• **Assigned task**
From the entries that follow, copy every line with the word "Pokaż".

• **Recorded data**
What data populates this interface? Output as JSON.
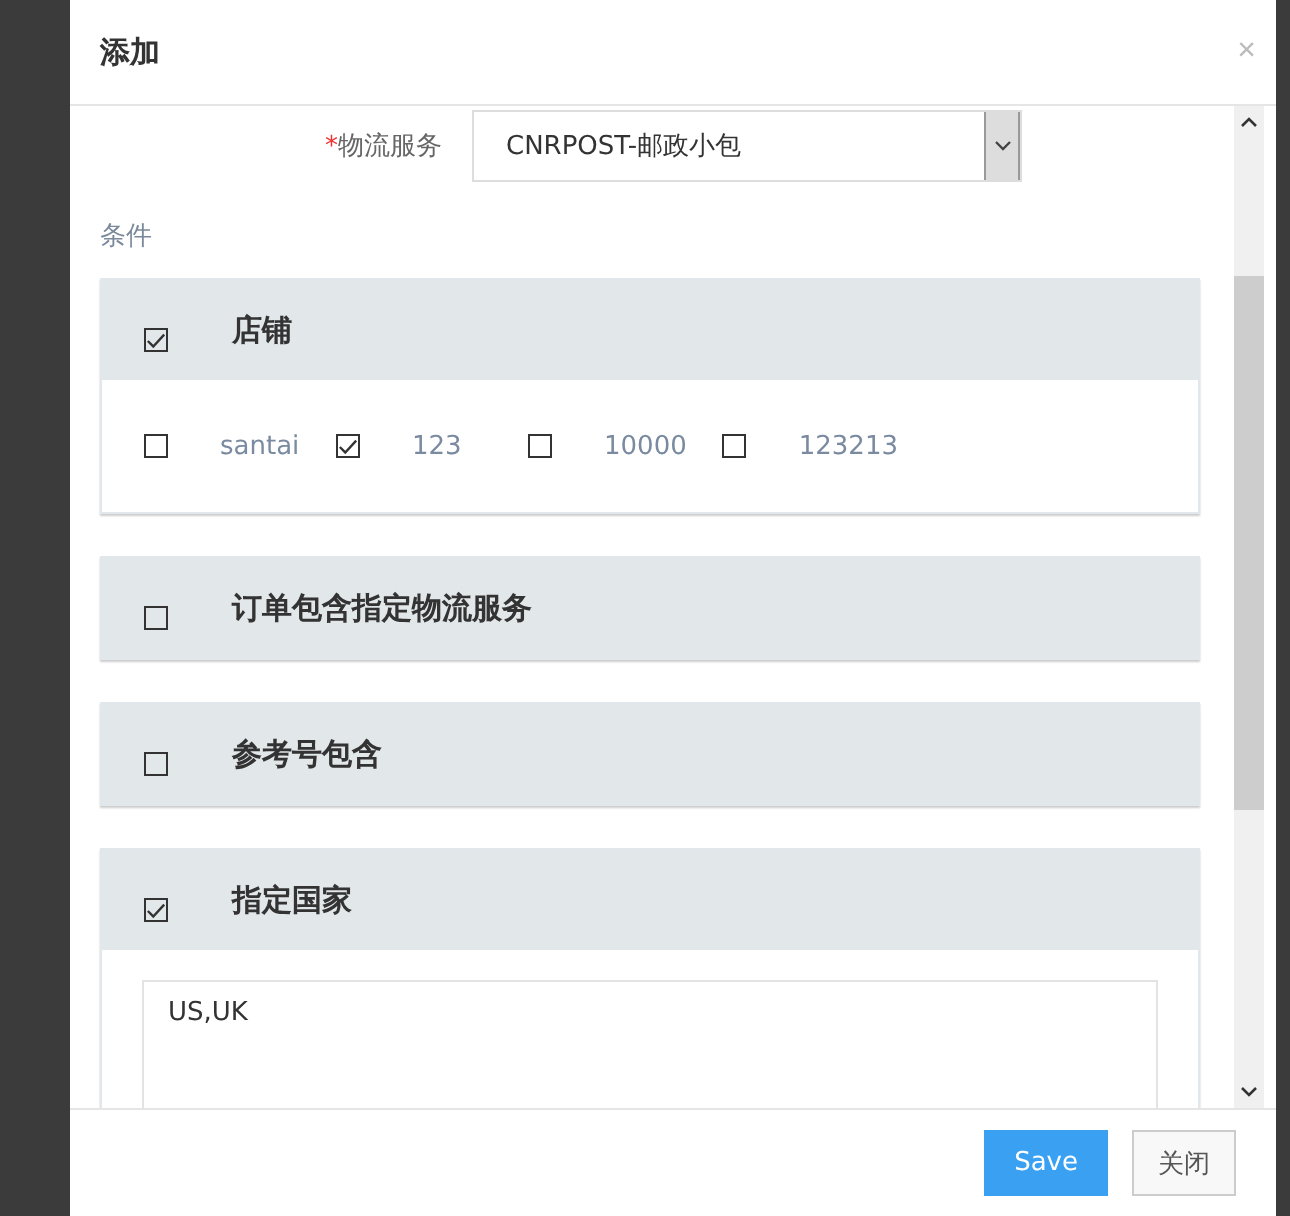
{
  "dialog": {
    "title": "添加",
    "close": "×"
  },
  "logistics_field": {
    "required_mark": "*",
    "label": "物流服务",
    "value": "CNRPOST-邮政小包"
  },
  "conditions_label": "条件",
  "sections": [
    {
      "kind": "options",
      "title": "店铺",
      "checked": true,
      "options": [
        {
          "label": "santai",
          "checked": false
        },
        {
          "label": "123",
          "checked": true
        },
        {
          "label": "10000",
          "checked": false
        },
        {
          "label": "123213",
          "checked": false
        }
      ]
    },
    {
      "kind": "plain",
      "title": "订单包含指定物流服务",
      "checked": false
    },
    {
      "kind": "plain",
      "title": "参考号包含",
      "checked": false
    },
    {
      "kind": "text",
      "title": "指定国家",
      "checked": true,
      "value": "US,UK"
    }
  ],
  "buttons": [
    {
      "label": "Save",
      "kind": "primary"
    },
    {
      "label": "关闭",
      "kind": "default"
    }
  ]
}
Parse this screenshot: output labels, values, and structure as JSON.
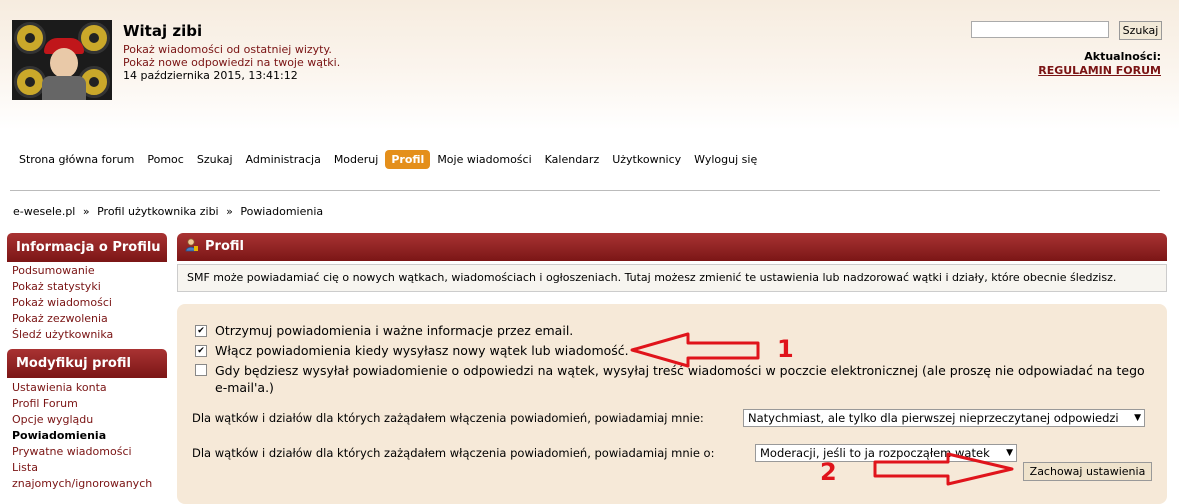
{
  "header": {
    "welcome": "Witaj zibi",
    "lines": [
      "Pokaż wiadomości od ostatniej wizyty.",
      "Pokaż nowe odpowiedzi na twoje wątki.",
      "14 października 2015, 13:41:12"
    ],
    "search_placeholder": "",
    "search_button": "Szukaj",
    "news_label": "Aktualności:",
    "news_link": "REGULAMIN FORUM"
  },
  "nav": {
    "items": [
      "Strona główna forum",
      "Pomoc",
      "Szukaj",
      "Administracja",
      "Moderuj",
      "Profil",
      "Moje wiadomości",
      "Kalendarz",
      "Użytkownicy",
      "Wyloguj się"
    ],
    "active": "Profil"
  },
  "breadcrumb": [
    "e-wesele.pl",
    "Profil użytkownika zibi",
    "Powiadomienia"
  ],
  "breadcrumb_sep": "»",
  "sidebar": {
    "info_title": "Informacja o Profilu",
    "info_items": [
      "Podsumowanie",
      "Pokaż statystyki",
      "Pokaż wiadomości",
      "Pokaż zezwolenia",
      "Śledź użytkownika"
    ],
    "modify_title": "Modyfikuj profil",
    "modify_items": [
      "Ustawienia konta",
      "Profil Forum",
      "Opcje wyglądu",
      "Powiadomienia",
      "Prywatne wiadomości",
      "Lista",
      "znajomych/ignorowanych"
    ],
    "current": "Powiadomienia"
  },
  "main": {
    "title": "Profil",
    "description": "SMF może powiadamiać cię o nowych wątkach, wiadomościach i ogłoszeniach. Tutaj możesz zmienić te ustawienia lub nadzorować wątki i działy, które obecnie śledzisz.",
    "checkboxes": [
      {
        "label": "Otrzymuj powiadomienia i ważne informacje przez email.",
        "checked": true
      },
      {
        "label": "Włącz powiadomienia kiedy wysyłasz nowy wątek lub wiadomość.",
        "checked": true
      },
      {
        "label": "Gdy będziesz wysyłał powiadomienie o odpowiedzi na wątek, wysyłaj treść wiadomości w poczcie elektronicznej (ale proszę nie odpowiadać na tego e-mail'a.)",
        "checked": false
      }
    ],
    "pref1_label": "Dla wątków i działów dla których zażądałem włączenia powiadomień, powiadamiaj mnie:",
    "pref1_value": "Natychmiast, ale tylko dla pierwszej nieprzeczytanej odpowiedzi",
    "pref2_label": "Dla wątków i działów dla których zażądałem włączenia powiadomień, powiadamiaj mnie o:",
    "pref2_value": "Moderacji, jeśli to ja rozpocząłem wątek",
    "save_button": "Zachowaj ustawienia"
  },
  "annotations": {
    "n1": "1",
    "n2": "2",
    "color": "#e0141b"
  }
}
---
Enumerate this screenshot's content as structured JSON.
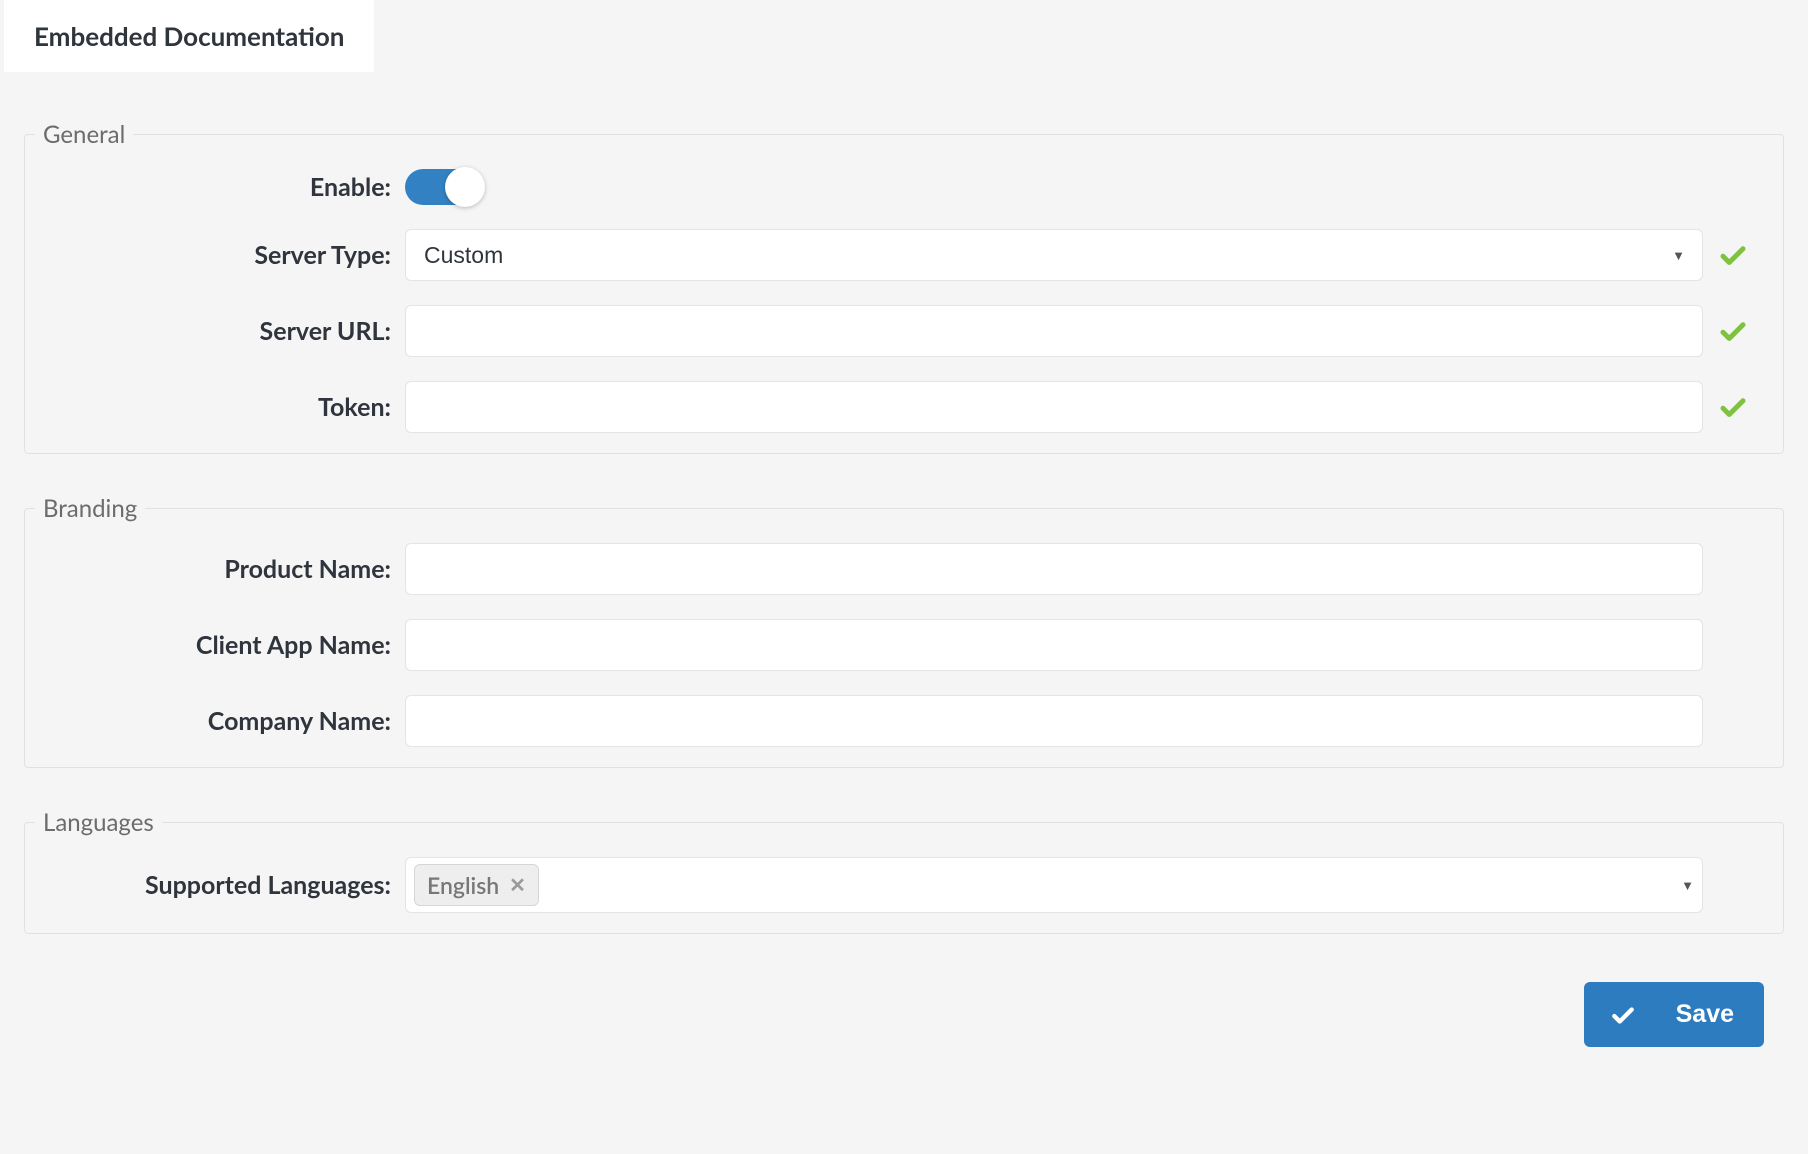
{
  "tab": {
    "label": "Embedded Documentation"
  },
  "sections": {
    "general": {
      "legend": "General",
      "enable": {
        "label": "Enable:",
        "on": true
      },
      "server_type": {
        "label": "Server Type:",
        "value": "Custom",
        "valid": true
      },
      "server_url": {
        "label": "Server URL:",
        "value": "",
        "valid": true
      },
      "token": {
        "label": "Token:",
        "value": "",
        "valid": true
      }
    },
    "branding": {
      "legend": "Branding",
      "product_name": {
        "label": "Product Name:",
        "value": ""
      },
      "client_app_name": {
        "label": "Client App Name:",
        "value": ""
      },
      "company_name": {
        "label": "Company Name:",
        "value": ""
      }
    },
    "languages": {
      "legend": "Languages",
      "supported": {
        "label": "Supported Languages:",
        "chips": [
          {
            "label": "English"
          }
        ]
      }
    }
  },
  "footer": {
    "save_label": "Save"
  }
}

• **Final answer**
      "Pokaż wiadomości od ostatniej wizyty.",
      "Pokaż nowe odpowiedzi na twoje wątki.",
      "Pokaż statystyki",
      "Pokaż wiadomości",
      "Pokaż zezwolenia",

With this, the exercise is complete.